(Your task)
Return each line of the data below unchanged, please.

[Data records for software interfaces]

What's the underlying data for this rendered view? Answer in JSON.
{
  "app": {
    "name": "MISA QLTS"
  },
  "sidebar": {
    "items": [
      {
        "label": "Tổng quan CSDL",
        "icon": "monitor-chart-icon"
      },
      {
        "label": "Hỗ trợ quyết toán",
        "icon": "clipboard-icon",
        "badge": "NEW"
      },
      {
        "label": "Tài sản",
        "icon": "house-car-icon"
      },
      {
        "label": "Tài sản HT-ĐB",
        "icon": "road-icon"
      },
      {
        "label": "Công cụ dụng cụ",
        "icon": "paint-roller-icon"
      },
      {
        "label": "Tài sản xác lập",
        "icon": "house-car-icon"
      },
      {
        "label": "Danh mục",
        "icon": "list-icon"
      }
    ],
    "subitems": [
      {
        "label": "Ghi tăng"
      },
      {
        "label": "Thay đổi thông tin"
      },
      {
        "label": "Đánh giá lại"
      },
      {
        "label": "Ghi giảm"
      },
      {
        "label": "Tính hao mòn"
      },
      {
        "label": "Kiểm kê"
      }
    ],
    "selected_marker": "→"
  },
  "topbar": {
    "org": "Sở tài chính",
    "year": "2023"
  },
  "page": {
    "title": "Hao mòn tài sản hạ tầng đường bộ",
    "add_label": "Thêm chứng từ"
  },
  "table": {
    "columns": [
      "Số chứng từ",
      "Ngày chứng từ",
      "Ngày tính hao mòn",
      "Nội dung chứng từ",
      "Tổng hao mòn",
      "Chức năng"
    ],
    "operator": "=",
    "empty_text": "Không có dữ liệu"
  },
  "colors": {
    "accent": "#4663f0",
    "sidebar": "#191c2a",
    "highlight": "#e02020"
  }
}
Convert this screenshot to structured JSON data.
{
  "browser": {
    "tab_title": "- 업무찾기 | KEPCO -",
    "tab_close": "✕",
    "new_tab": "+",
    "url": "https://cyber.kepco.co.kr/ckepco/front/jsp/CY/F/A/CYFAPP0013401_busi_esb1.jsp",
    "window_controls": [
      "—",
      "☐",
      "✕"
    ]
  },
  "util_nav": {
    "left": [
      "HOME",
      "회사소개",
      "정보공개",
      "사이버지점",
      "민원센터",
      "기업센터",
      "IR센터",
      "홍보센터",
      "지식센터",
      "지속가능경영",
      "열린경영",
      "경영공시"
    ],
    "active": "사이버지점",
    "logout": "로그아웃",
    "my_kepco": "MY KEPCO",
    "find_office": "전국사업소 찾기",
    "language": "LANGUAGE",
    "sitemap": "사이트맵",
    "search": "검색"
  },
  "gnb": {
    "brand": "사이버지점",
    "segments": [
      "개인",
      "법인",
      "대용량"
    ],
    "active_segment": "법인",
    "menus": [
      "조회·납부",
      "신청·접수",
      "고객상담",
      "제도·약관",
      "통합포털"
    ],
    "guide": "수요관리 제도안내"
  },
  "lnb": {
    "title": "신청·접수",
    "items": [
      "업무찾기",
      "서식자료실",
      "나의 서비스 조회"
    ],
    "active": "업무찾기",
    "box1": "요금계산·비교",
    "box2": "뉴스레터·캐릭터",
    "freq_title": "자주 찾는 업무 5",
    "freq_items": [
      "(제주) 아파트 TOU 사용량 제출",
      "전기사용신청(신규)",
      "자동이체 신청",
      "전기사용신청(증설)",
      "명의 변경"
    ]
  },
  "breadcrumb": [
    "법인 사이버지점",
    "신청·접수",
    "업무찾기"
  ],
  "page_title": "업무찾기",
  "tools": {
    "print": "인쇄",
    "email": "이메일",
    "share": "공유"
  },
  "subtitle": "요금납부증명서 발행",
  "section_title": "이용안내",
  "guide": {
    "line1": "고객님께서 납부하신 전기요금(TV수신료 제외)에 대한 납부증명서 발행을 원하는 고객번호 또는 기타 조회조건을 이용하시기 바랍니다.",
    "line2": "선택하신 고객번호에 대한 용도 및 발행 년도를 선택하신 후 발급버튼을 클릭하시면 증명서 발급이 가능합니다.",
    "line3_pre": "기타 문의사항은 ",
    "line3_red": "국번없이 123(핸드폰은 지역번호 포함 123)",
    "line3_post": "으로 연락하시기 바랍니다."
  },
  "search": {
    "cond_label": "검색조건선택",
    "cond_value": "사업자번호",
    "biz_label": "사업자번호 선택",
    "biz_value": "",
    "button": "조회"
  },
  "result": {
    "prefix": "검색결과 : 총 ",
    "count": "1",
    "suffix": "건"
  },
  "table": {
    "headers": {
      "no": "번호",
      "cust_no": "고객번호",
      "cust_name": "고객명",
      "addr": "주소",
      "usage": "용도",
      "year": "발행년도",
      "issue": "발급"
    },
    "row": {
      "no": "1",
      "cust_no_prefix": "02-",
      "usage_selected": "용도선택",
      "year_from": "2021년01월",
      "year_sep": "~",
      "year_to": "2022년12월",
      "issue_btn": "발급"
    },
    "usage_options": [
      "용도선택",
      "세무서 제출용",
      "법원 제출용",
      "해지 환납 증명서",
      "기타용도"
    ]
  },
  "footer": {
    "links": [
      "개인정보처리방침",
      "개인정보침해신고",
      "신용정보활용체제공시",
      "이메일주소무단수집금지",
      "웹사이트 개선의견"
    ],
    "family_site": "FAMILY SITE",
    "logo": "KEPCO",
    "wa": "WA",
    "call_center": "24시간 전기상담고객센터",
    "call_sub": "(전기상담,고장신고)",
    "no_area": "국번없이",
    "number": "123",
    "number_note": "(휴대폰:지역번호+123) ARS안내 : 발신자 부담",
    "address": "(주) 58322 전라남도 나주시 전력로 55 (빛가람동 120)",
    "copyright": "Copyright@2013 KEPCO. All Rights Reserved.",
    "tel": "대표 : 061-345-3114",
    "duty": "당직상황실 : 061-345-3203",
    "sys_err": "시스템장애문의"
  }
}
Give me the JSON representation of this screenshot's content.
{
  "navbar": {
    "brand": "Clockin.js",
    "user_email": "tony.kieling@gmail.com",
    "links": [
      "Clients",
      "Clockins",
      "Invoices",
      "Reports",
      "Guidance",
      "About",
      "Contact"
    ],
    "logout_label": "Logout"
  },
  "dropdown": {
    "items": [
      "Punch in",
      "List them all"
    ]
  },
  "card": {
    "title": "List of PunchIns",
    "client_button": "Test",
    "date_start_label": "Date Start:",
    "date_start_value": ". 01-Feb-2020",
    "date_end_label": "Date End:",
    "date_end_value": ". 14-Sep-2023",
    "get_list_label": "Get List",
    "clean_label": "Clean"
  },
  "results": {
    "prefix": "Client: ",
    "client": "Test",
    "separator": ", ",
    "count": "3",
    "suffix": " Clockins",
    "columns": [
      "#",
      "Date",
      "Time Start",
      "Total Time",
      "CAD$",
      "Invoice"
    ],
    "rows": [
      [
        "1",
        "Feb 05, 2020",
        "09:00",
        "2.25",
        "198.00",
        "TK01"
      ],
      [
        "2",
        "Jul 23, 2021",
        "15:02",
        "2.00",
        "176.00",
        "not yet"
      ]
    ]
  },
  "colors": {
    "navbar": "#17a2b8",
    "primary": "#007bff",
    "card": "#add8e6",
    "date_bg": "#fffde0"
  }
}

(Answer to this exercise)
What's the underlying data for this rendered view? Answer in JSON.
{
  "app": {
    "name": "MISA QLTS"
  },
  "sidebar": {
    "items": [
      {
        "label": "Tổng quan CSDL",
        "icon": "monitor-chart-icon"
      },
      {
        "label": "Hỗ trợ quyết toán",
        "icon": "clipboard-icon",
        "badge": "NEW"
      },
      {
        "label": "Tài sản",
        "icon": "house-car-icon"
      },
      {
        "label": "Tài sản HT-ĐB",
        "icon": "road-icon"
      },
      {
        "label": "Công cụ dụng cụ",
        "icon": "paint-roller-icon"
      },
      {
        "label": "Tài sản xác lập",
        "icon": "house-car-icon"
      },
      {
        "label": "Danh mục",
        "icon": "list-icon"
      }
    ],
    "subitems": [
      {
        "label": "Ghi tăng"
      },
      {
        "label": "Thay đổi thông tin"
      },
      {
        "label": "Đánh giá lại"
      },
      {
        "label": "Ghi giảm"
      },
      {
        "label": "Tính hao mòn"
      },
      {
        "label": "Kiểm kê"
      }
    ],
    "selected_marker": "→"
  },
  "topbar": {
    "org": "Sở tài chính",
    "year": "2023"
  },
  "page": {
    "title": "Hao mòn tài sản hạ tầng đường bộ",
    "add_label": "Thêm chứng từ"
  },
  "table": {
    "columns": [
      "Số chứng từ",
      "Ngày chứng từ",
      "Ngày tính hao mòn",
      "Nội dung chứng từ",
      "Tổng hao mòn",
      "Chức năng"
    ],
    "operator": "=",
    "empty_text": "Không có dữ liệu"
  },
  "colors": {
    "accent": "#4663f0",
    "sidebar": "#191c2a",
    "highlight": "#e02020"
  }
}
Convert this screenshot to structured JSON data.
{
  "browser": {
    "tab_title": "- 업무찾기 | KEPCO -",
    "tab_close": "✕",
    "new_tab": "+",
    "url": "https://cyber.kepco.co.kr/ckepco/front/jsp/CY/F/A/CYFAPP0013401_busi_esb1.jsp",
    "window_controls": [
      "—",
      "☐",
      "✕"
    ]
  },
  "util_nav": {
    "left": [
      "HOME",
      "회사소개",
      "정보공개",
      "사이버지점",
      "민원센터",
      "기업센터",
      "IR센터",
      "홍보센터",
      "지식센터",
      "지속가능경영",
      "열린경영",
      "경영공시"
    ],
    "active": "사이버지점",
    "logout": "로그아웃",
    "my_kepco": "MY KEPCO",
    "find_office": "전국사업소 찾기",
    "language": "LANGUAGE",
    "sitemap": "사이트맵",
    "search": "검색"
  },
  "gnb": {
    "brand": "사이버지점",
    "segments": [
      "개인",
      "법인",
      "대용량"
    ],
    "active_segment": "법인",
    "menus": [
      "조회·납부",
      "신청·접수",
      "고객상담",
      "제도·약관",
      "통합포털"
    ],
    "guide": "수요관리 제도안내"
  },
  "lnb": {
    "title": "신청·접수",
    "items": [
      "업무찾기",
      "서식자료실",
      "나의 서비스 조회"
    ],
    "active": "업무찾기",
    "box1": "요금계산·비교",
    "box2": "뉴스레터·캐릭터",
    "freq_title": "자주 찾는 업무 5",
    "freq_items": [
      "(제주) 아파트 TOU 사용량 제출",
      "전기사용신청(신규)",
      "자동이체 신청",
      "전기사용신청(증설)",
      "명의 변경"
    ]
  },
  "breadcrumb": [
    "법인 사이버지점",
    "신청·접수",
    "업무찾기"
  ],
  "page_title": "업무찾기",
  "tools": {
    "print": "인쇄",
    "email": "이메일",
    "share": "공유"
  },
  "subtitle": "요금납부증명서 발행",
  "section_title": "이용안내",
  "guide": {
    "line1": "고객님께서 납부하신 전기요금(TV수신료 제외)에 대한 납부증명서 발행을 원하는 고객번호 또는 기타 조회조건을 이용하시기 바랍니다.",
    "line2": "선택하신 고객번호에 대한 용도 및 발행 년도를 선택하신 후 발급버튼을 클릭하시면 증명서 발급이 가능합니다.",
    "line3_pre": "기타 문의사항은 ",
    "line3_red": "국번없이 123(핸드폰은 지역번호 포함 123)",
    "line3_post": "으로 연락하시기 바랍니다."
  },
  "search": {
    "cond_label": "검색조건선택",
    "cond_value": "사업자번호",
    "biz_label": "사업자번호 선택",
    "biz_value": "",
    "button": "조회"
  },
  "result": {
    "prefix": "검색결과 : 총 ",
    "count": "1",
    "suffix": "건"
  },
  "table": {
    "headers": {
      "no": "번호",
      "cust_no": "고객번호",
      "cust_name": "고객명",
      "addr": "주소",
      "usage": "용도",
      "year": "발행년도",
      "issue": "발급"
    },
    "row": {
      "no": "1",
      "cust_no_prefix": "02-",
      "usage_selected": "용도선택",
      "year_from": "2021년01월",
      "year_sep": "~",
      "year_to": "2022년12월",
      "issue_btn": "발급"
    },
    "usage_options": [
      "용도선택",
      "세무서 제출용",
      "법원 제출용",
      "해지 환납 증명서",
      "기타용도"
    ]
  },
  "footer": {
    "links": [
      "개인정보처리방침",
      "개인정보침해신고",
      "신용정보활용체제공시",
      "이메일주소무단수집금지",
      "웹사이트 개선의견"
    ],
    "family_site": "FAMILY SITE",
    "logo": "KEPCO",
    "wa": "WA",
    "call_center": "24시간 전기상담고객센터",
    "call_sub": "(전기상담,고장신고)",
    "no_area": "국번없이",
    "number": "123",
    "number_note": "(휴대폰:지역번호+123) ARS안내 : 발신자 부담",
    "address": "(주) 58322 전라남도 나주시 전력로 55 (빛가람동 120)",
    "copyright": "Copyright@2013 KEPCO. All Rights Reserved.",
    "tel": "대표 : 061-345-3114",
    "duty": "당직상황실 : 061-345-3203",
    "sys_err": "시스템장애문의"
  }
}
Give me the JSON representation of this screenshot's content.
{
  "navbar": {
    "brand": "Clockin.js",
    "user_email": "tony.kieling@gmail.com",
    "links": [
      "Clients",
      "Clockins",
      "Invoices",
      "Reports",
      "Guidance",
      "About",
      "Contact"
    ],
    "logout_label": "Logout"
  },
  "dropdown": {
    "items": [
      "Punch in",
      "List them all"
    ]
  },
  "card": {
    "title": "List of PunchIns",
    "client_button": "Test",
    "date_start_label": "Date Start:",
    "date_start_value": ". 01-Feb-2020",
    "date_end_label": "Date End:",
    "date_end_value": ". 14-Sep-2023",
    "get_list_label": "Get List",
    "clean_label": "Clean"
  },
  "results": {
    "prefix": "Client: ",
    "client": "Test",
    "separator": ", ",
    "count": "3",
    "suffix": " Clockins",
    "columns": [
      "#",
      "Date",
      "Time Start",
      "Total Time",
      "CAD$",
      "Invoice"
    ],
    "rows": [
      [
        "1",
        "Feb 05, 2020",
        "09:00",
        "2.25",
        "198.00",
        "TK01"
      ],
      [
        "2",
        "Jul 23, 2021",
        "15:02",
        "2.00",
        "176.00",
        "not yet"
      ]
    ]
  },
  "colors": {
    "navbar": "#17a2b8",
    "primary": "#007bff",
    "card": "#add8e6",
    "date_bg": "#fffde0"
  }
}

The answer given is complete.